Quote:Acoplander1By setting tiles completely in the dark (without looking), is the expected number of wins greater than 19 in 100 decisions? In other words, could a chimpanzee have done better than me while flinging poop at the same time?

I welcome others to comment on atrociously bad runs they have had, in blackjack, craps, PGT, PGP, etc.

As someone who has recently been the target of poop-throwing chimpanzees, I can help you out here.

If you select one tile from the group of four, then randomly select a second tile to play with it, there's a 1 out of 3 chance that that is, in fact, the optimal way to set the hand (since the #3 and #4 tiles would then be automatically selected as well). So let's say you had a 49% chance of winning against the house, playing normally. Now let's first make the assumption that every time you set your hand the wrong way, you lost. This would drop your winning perecntage down to (49/3), or 16.3%. So far, the chimp is doing a little worse. But we can't assume that setting the tiles "wrong" will always lose; for one thing, two of the remaining three tiles could be identical (and house way dictates splitting the pair). So we have to assign a winning probability for the random split that results in an error that is greater than zero--say, 25%. Which makes the chimp beating the stuffing out of you.
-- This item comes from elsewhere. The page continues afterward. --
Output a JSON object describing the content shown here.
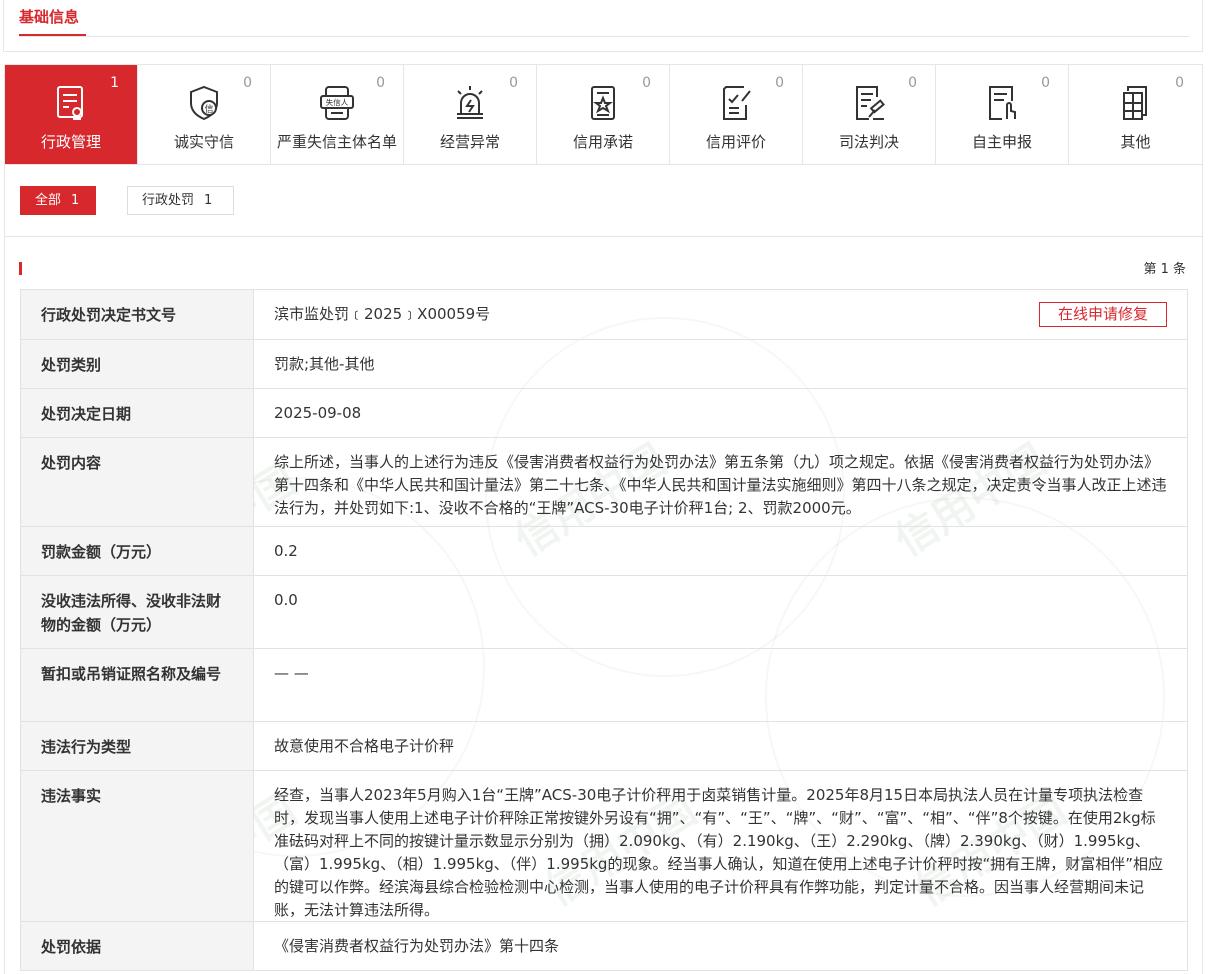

Next time, bring the chimp.

The fact that a believer is happier than a skeptic is no more to the point than the fact that a drunken man is happier than a sober one. The happiness of credulity is a cheap and dangerous quality.---George Bernard Shaw